Task statement = Tally up the lines in the material where the word "JSON" appears, then give the total and nothing else.

Records supplied =
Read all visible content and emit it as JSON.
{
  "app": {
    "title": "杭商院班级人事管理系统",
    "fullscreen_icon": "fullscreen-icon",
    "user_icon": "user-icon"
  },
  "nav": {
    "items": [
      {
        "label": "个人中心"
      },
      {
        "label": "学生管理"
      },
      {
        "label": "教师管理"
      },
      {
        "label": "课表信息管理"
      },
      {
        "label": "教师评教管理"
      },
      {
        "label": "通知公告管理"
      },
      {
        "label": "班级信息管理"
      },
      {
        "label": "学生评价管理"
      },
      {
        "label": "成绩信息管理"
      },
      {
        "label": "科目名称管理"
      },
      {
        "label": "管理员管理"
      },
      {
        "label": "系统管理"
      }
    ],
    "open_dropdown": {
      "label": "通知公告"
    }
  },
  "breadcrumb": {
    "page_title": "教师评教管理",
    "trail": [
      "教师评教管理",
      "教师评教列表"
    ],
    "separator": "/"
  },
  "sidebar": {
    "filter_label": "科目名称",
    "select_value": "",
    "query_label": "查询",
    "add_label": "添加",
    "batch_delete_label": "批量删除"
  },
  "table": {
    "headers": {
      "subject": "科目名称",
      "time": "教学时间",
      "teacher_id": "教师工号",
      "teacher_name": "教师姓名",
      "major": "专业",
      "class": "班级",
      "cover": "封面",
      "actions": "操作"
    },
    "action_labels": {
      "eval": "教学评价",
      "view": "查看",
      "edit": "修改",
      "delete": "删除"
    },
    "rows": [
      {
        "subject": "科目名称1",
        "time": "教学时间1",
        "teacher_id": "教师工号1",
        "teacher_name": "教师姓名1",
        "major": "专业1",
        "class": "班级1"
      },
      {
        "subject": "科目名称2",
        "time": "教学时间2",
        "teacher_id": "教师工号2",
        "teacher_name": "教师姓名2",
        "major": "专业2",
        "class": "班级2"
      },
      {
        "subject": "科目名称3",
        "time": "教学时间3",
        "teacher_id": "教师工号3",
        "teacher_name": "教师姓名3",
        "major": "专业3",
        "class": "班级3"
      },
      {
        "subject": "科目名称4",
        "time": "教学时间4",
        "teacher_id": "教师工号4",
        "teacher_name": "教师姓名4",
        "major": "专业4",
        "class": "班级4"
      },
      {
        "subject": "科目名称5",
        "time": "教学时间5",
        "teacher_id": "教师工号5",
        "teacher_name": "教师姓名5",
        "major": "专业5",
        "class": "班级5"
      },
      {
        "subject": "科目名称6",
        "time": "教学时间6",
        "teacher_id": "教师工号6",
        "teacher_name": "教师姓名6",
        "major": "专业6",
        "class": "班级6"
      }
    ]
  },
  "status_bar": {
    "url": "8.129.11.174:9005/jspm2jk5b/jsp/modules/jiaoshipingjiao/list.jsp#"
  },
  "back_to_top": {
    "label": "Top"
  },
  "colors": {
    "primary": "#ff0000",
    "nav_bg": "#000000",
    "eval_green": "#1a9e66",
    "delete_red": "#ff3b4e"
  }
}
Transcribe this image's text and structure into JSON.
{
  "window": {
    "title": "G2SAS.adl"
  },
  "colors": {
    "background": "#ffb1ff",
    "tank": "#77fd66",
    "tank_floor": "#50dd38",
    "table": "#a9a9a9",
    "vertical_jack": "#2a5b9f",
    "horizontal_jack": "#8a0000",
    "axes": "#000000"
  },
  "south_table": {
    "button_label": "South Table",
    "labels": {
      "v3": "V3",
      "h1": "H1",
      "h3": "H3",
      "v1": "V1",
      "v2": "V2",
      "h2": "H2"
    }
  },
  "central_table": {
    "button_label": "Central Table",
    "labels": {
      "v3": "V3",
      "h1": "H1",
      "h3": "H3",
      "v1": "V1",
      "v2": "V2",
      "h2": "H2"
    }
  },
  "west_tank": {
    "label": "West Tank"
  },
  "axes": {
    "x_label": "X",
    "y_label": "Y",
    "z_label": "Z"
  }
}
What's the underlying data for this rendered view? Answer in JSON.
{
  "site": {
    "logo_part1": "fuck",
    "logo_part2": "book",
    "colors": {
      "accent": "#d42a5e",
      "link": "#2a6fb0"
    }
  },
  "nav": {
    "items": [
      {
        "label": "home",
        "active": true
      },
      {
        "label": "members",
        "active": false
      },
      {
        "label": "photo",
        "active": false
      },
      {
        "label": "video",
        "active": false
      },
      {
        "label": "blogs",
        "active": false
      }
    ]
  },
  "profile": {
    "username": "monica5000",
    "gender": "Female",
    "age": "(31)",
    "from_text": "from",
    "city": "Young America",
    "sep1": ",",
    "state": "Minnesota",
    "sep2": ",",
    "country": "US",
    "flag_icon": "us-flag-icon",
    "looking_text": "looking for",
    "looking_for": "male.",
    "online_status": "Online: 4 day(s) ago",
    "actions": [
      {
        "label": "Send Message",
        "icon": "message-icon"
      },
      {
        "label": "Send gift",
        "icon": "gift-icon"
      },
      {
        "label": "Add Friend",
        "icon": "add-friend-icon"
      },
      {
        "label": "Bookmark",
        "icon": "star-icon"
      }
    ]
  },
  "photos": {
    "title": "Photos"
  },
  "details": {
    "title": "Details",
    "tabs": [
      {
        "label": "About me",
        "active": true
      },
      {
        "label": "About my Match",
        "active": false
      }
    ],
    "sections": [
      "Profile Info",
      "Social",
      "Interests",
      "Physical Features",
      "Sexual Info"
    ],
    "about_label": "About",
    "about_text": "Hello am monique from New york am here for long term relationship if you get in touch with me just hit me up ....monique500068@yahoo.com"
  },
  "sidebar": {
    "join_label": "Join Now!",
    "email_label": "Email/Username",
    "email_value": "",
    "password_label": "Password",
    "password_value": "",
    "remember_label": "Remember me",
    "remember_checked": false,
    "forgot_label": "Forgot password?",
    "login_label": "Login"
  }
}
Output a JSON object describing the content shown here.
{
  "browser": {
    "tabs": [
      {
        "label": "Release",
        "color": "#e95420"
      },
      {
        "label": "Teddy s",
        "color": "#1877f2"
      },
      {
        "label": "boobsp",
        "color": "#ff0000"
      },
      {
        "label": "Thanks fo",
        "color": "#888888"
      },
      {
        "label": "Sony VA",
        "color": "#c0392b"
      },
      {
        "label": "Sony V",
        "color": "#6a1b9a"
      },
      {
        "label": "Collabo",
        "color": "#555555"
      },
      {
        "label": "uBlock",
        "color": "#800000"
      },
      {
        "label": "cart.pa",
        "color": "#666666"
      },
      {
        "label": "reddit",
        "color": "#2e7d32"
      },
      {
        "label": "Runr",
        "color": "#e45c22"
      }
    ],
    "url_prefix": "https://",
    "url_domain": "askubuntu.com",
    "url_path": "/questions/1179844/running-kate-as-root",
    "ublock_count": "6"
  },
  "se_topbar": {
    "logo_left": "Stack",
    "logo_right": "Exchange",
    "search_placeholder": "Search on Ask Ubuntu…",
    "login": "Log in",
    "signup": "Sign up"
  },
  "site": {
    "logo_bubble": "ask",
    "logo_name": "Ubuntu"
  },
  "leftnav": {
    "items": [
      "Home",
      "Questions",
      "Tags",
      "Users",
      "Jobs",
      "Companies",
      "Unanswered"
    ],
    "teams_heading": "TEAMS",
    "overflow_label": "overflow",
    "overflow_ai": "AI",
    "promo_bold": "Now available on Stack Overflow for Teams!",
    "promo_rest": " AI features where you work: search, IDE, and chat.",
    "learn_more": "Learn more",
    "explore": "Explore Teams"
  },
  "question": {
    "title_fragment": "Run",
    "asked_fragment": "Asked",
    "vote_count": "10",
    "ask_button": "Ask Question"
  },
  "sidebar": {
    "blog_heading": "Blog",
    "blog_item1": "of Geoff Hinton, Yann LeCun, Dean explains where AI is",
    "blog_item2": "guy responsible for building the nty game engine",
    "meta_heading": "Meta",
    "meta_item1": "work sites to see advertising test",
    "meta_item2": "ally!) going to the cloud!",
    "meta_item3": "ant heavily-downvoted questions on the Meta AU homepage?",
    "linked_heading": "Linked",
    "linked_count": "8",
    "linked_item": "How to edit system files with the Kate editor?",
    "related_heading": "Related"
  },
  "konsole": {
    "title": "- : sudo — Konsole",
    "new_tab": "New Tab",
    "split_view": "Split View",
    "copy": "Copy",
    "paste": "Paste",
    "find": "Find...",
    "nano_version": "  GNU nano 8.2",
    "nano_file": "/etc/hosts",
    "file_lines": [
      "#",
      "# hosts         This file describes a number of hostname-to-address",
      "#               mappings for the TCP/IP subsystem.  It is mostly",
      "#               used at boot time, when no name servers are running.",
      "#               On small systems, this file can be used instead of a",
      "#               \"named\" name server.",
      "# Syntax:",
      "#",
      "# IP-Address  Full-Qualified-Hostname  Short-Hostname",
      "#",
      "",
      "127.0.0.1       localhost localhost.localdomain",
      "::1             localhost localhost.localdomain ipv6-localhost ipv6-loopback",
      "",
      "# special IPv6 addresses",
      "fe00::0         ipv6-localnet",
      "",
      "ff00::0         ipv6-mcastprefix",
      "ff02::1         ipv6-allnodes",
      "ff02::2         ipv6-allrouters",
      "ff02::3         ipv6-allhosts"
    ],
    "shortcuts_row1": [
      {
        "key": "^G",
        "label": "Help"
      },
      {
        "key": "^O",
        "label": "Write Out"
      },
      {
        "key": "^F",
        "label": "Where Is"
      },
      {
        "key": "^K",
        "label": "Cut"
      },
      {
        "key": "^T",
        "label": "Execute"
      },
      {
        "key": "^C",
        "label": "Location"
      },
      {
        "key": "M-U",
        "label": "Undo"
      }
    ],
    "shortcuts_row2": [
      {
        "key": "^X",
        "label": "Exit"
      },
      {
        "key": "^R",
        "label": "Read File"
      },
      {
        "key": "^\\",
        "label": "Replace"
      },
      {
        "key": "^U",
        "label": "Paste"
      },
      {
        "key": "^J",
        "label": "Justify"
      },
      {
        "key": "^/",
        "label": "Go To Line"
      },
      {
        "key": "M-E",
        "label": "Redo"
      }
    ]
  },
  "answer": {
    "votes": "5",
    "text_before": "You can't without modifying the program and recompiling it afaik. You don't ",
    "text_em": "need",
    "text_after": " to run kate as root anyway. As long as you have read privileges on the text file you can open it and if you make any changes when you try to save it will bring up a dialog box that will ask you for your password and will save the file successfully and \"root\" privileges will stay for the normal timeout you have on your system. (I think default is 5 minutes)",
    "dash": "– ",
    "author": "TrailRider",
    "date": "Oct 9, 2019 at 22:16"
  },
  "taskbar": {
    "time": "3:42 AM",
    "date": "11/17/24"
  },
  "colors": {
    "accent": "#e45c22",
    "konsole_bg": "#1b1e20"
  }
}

Output for this task = 4